This year, it will be important to start the process of interacting with your tax professional early -- perhaps even now. Why? Last year's tax-act changes caused some surprises, such as underwithholding tax payments.
In that connection, let me share that tax help is not the sole province of CPAs. A reader, Philip Levine, EA, MBA, pointed out to me that last week's column about choosing an accountant did not "mention the benefits and power of hiring an Enrolled Agent (EAs), which I feel does a real disservice to your readers."
Levine points out: "While we may not have the same amount of 'branding' as a CPA ... EAs, unlike un-enrolled preparers, are enrolled to practice before the IRS like CPAs or Attorneys, must pass an extensive federal exam, have ongoing continuing education requirements, are subject to the rules and regulations of the IRS Office of Professional Responsibility, but can also practice and represent tax clients from anywhere within the United States unlike other professionals who may be limited by their state licensing."
Levine, who is a board member of the San Francisco South Bay Chapter of the Mission Society of Enrolled Agents, is absolutely correct.
So, in case you haven't come across enrolled agents, here is a little history. Enrolled agents have been around a long time -- since before the income tax was enacted in 1913. Beginning in 1884, they helped settle Civil War property seizure claims, according to the National Association of Enrolled Agents.
After the income tax became effective with the ratification of the 16th Amendment, enrolled agents also handled tax claims, taxpayer representation and the filing of tax returns.
In 1941, Treasury Department Circular 230 was issued to set out the rules that govern the practices of enrolled agents today on a federal level. As reported by NAEA, enrolled agent status is the highest credential awarded by the IRS, secured by passing a three-part Special Enrollment Exam or through previous experience at the IRS.
While IRS requirements for enrolled agents are demanding, membership in NAEA is even more so. NAEA members need 30 hours of continuing education per calendar year. The IRS requires 72 hours within a three-year cycle, with a 16-hour minimum per year, plus two hours on ethics per year.
There, you would first select your location and then browse by specialty, such as tax preparation, gifts, trusts, expatriates, tax audits, partnerships, pensions and U.S. Tax Court representation. NAEA has about 11,000 members and 38 affiliates representing 43 states.
You can also find a complete list of enrolled agents on the IRS website here: https://www.irs.gov/tax-professionals/enrolled-agents/active-enrolled-agents-and-the-freedom-of-information-act.
If you want to research with a broader perspective, the IRS publishes "The Directory of Federal Tax Return Preparers" at https://irs.treasury.gov/rpo/rpo.jsf. That directory provides the credentials of all attorneys, CPAs, enrolled agents, enrolled retirement plan agents and enrolled actuaries with a valid PTIN (preparer tax identification number), as well as all AFSP Record of Completion holders.

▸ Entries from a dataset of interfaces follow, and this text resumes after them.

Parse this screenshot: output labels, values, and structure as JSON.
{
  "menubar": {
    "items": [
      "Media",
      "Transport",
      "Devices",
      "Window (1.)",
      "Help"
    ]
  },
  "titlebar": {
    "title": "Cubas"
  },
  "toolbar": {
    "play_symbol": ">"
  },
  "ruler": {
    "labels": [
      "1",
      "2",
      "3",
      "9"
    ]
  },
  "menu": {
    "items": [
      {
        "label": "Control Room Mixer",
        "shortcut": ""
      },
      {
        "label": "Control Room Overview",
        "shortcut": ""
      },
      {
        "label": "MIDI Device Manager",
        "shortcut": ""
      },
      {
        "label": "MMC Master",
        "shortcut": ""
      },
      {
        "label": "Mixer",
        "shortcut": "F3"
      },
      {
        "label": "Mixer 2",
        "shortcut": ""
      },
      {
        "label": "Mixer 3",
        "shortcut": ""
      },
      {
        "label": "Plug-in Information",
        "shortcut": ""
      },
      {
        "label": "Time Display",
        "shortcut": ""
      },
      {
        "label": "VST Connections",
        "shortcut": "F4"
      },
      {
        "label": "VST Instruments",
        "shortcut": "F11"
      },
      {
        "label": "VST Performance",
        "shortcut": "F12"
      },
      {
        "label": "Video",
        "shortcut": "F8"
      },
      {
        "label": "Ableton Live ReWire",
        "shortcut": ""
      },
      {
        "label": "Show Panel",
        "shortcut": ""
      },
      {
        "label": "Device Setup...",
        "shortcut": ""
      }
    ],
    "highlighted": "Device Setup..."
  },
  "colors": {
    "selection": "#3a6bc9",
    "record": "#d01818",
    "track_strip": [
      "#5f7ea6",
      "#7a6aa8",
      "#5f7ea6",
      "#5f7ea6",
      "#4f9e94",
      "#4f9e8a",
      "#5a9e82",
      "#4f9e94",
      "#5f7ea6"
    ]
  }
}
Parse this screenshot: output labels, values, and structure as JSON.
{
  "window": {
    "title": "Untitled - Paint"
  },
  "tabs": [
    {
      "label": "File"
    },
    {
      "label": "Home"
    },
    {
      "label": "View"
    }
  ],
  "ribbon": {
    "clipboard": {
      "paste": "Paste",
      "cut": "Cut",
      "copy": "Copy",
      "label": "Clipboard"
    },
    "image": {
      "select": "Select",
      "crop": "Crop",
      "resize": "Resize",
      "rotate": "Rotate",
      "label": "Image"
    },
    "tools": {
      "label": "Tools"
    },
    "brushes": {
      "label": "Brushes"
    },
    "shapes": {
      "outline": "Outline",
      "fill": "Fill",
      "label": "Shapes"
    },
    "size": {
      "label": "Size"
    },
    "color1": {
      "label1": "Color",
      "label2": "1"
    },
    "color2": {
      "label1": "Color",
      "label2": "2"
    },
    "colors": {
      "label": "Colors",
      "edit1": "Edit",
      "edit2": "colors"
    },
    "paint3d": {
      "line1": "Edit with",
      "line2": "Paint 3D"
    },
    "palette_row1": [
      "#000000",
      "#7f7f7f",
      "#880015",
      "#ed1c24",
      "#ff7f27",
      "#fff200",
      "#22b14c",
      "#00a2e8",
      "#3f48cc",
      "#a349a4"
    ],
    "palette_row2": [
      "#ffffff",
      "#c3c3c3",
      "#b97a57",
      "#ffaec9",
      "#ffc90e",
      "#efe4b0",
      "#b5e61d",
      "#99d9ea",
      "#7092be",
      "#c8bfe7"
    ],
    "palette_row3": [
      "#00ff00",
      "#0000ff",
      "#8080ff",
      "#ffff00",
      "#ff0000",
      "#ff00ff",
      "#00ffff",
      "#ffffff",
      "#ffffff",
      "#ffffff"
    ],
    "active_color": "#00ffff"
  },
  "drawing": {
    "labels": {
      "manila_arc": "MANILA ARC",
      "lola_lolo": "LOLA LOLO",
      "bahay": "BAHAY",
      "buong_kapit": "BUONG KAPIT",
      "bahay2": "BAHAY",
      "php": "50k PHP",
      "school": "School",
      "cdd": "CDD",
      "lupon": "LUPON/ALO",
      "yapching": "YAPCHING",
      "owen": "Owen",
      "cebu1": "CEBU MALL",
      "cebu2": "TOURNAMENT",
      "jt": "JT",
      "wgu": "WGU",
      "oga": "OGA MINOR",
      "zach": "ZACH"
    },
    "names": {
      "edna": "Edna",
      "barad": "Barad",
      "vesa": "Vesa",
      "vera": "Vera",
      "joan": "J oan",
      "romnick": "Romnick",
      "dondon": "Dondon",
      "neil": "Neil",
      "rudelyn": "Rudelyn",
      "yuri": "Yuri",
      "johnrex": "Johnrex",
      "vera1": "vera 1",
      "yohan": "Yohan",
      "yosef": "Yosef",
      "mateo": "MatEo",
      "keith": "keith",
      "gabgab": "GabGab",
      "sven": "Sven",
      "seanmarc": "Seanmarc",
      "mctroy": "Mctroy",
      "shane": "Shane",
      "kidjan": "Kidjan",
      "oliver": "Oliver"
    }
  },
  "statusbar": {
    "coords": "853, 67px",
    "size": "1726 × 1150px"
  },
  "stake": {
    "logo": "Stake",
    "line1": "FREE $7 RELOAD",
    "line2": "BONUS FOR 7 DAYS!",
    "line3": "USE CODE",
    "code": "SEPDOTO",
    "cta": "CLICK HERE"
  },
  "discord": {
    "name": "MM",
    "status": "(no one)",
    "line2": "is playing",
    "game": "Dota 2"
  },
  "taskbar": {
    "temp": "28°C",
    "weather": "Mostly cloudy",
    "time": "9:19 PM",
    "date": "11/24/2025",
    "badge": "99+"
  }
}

It's a great resource.
It's highly likely that you may be using someone now who is neither an enrolled agent nor a CPA. According to the national taxpayer advocate's report recently delivered to Congress, "Overall, most paid preparers are non-credentialed and hence are not required to pass any competency tests or take any educational courses on tax return preparation."
No matter who you choose to prepare your taxes, you should at least research the following information:
What are his or her qualifications and education? Are there any complaints filed against him or her with the Better Business Bureau or a professional organization like the state board of accountancy for CPAs or the state bar association for attorneys? How much is his or her fee, and how does he or she get paid? Can you speak to a current client of his or hers for a reference?
To do some additional reading on enrolled agents, I suggest Treasury Department Circular 230 at https://www.irs.gov/pub/irs-pdf/pcir230.pdf. Also read "Understanding tax return preparer credentials and qualifications," an IRS resource, at https://www.irs.gov/tax-professionals/understanding-tax-return-preparer-credentials-and-qualifications.
Email Julie Jason at firstname.lastname@example.org
The business news you need
With a weekly newsletter looking back at local history.